**ASSIGNED TASK:** Your reply should be the records below, duplicated exactly, with any picture removed.

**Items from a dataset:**
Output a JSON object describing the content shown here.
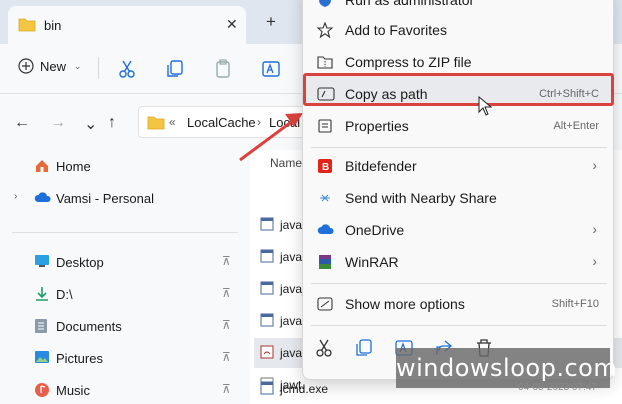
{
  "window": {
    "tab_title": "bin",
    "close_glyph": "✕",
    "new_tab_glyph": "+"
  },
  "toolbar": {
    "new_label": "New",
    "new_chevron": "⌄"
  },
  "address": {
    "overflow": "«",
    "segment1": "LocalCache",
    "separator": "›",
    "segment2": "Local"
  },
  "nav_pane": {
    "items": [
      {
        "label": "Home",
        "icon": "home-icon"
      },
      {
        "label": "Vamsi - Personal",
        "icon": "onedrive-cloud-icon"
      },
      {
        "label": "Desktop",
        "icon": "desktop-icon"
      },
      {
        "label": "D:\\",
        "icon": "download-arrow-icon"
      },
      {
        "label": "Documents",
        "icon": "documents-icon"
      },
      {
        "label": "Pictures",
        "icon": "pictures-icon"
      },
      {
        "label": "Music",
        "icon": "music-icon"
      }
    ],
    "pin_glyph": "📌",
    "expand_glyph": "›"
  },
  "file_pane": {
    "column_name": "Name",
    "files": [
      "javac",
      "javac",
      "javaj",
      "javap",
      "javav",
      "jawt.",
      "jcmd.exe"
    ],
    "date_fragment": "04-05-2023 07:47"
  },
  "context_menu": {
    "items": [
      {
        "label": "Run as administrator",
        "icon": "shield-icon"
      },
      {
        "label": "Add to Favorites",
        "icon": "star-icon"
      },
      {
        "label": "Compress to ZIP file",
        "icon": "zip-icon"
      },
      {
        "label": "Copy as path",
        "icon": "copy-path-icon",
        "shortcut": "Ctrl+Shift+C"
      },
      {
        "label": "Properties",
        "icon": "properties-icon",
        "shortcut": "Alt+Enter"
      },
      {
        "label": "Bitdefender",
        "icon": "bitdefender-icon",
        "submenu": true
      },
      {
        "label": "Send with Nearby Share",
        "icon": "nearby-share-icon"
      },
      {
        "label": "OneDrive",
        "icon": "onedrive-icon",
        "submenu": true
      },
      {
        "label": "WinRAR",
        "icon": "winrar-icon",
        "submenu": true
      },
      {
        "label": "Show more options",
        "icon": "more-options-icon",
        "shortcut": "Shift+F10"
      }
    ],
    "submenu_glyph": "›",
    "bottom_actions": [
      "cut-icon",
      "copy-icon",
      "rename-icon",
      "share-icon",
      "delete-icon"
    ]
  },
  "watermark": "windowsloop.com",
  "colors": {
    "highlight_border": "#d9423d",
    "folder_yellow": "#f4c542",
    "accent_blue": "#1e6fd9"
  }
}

**EXERCISE OUTPUT:**
Output a JSON object describing the content shown here.
{
  "window": {
    "tab_title": "bin",
    "close_glyph": "✕",
    "new_tab_glyph": "+"
  },
  "toolbar": {
    "new_label": "New",
    "new_chevron": "⌄"
  },
  "address": {
    "overflow": "«",
    "segment1": "LocalCache",
    "separator": "›",
    "segment2": "Local"
  },
  "nav_pane": {
    "items": [
      {
        "label": "Home",
        "icon": "home-icon"
      },
      {
        "label": "Vamsi - Personal",
        "icon": "onedrive-cloud-icon"
      },
      {
        "label": "Desktop",
        "icon": "desktop-icon"
      },
      {
        "label": "D:\\",
        "icon": "download-arrow-icon"
      },
      {
        "label": "Documents",
        "icon": "documents-icon"
      },
      {
        "label": "Pictures",
        "icon": "pictures-icon"
      },
      {
        "label": "Music",
        "icon": "music-icon"
      }
    ],
    "pin_glyph": "📌",
    "expand_glyph": "›"
  },
  "file_pane": {
    "column_name": "Name",
    "files": [
      "javac",
      "javac",
      "javaj",
      "javap",
      "javav",
      "jawt.",
      "jcmd.exe"
    ],
    "date_fragment": "04-05-2023 07:47"
  },
  "context_menu": {
    "items": [
      {
        "label": "Run as administrator",
        "icon": "shield-icon"
      },
      {
        "label": "Add to Favorites",
        "icon": "star-icon"
      },
      {
        "label": "Compress to ZIP file",
        "icon": "zip-icon"
      },
      {
        "label": "Copy as path",
        "icon": "copy-path-icon",
        "shortcut": "Ctrl+Shift+C"
      },
      {
        "label": "Properties",
        "icon": "properties-icon",
        "shortcut": "Alt+Enter"
      },
      {
        "label": "Bitdefender",
        "icon": "bitdefender-icon",
        "submenu": true
      },
      {
        "label": "Send with Nearby Share",
        "icon": "nearby-share-icon"
      },
      {
        "label": "OneDrive",
        "icon": "onedrive-icon",
        "submenu": true
      },
      {
        "label": "WinRAR",
        "icon": "winrar-icon",
        "submenu": true
      },
      {
        "label": "Show more options",
        "icon": "more-options-icon",
        "shortcut": "Shift+F10"
      }
    ],
    "submenu_glyph": "›",
    "bottom_actions": [
      "cut-icon",
      "copy-icon",
      "rename-icon",
      "share-icon",
      "delete-icon"
    ]
  },
  "watermark": "windowsloop.com",
  "colors": {
    "highlight_border": "#d9423d",
    "folder_yellow": "#f4c542",
    "accent_blue": "#1e6fd9"
  }
}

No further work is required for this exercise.